▶ _What needs to be done_:
The result should be every line that contains the word "Bellow", taken from the material.

▶ _Extracted data_:
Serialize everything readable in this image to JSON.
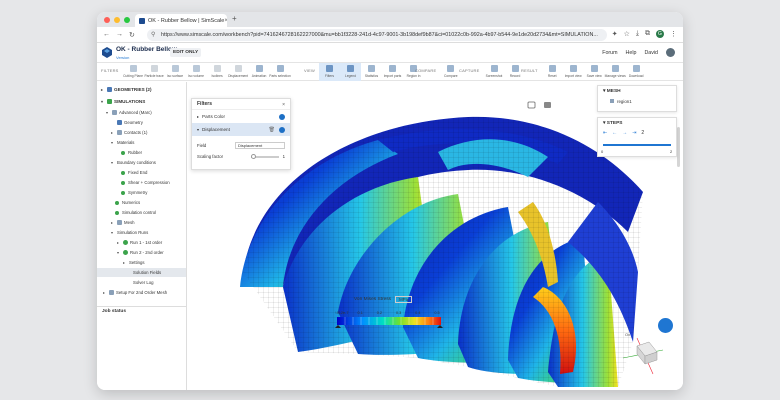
{
  "browser": {
    "tab_title": "OK - Rubber Bellow | SimScale",
    "url": "https://www.simscale.com/workbench?pid=7416246728162227000&mu=bb1f3228-241d-4c97-9001-3b198def9b87&ci=01022c0b-992a-4b97-b544-9e1de20d2734&mt=SIMULATION..."
  },
  "app": {
    "project_title": "OK - Rubber Bellow",
    "project_subtitle": "Version",
    "edit_badge": "EDIT ONLY",
    "header_links": [
      "Forum",
      "Help",
      "David"
    ]
  },
  "toolbar": {
    "groups": [
      {
        "label": "FILTERS",
        "items": [
          "Cutting Plane",
          "Particle trace",
          "Iso surface",
          "Iso volume",
          "Isolines",
          "Displacement",
          "Animation",
          "Parts selection"
        ]
      },
      {
        "label": "VIEW",
        "items": [
          "Filters",
          "Legend",
          "Statistics",
          "Import parts",
          "Region in"
        ]
      },
      {
        "label": "COMPARE",
        "items": [
          "Compare"
        ]
      },
      {
        "label": "CAPTURE",
        "items": [
          "Screenshot",
          "Record"
        ]
      },
      {
        "label": "RESULT",
        "items": [
          "Reset",
          "Import view",
          "Save view",
          "Manage views",
          "Download"
        ]
      }
    ]
  },
  "tree": {
    "items": [
      {
        "label": "GEOMETRIES (2)",
        "level": 0,
        "type": "section"
      },
      {
        "label": "SIMULATIONS",
        "level": 0,
        "type": "section"
      },
      {
        "label": "Advanced (Marc)",
        "level": 1
      },
      {
        "label": "Geometry",
        "level": 2
      },
      {
        "label": "Contacts (1)",
        "level": 2
      },
      {
        "label": "Materials",
        "level": 2
      },
      {
        "label": "Rubber",
        "level": 3,
        "check": true
      },
      {
        "label": "Boundary conditions",
        "level": 2
      },
      {
        "label": "Fixed End",
        "level": 3,
        "check": true
      },
      {
        "label": "Shear + Compression",
        "level": 3,
        "check": true
      },
      {
        "label": "Symmetry",
        "level": 3,
        "check": true
      },
      {
        "label": "Numerics",
        "level": 2,
        "check": true
      },
      {
        "label": "Simulation control",
        "level": 2,
        "check": true
      },
      {
        "label": "Mesh",
        "level": 2
      },
      {
        "label": "Simulation Runs",
        "level": 2
      },
      {
        "label": "Run 1 - 1st order",
        "level": 3
      },
      {
        "label": "Run 2 - 2nd order",
        "level": 3
      },
      {
        "label": "Settings",
        "level": 4
      },
      {
        "label": "Solution Fields",
        "level": 4,
        "highlight": true
      },
      {
        "label": "Solver Log",
        "level": 4
      },
      {
        "label": "Setup For 2nd Order Mesh",
        "level": 1
      }
    ],
    "job_status": "Job status"
  },
  "filters_panel": {
    "title": "Filters",
    "rows": [
      "Parts Color",
      "Displacement"
    ],
    "field_label": "Field",
    "field_value": "Displacement",
    "scaling_label": "Scaling factor",
    "scaling_value": "1"
  },
  "right_panel": {
    "mesh_title": "MESH",
    "mesh_item": "region1",
    "steps_title": "STEPS",
    "step_value": "2",
    "step_min": "0",
    "step_max": "2"
  },
  "legend": {
    "title": "Von Mises Stress",
    "unit": "MPa",
    "ticks": [
      "2.912e-7",
      "0.1",
      "0.2",
      "0.3",
      "0.4",
      "0.5"
    ]
  }
}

▶ _Written answer_:
    "tab_title": "OK - Rubber Bellow | SimScale",
    "project_title": "OK - Rubber Bellow",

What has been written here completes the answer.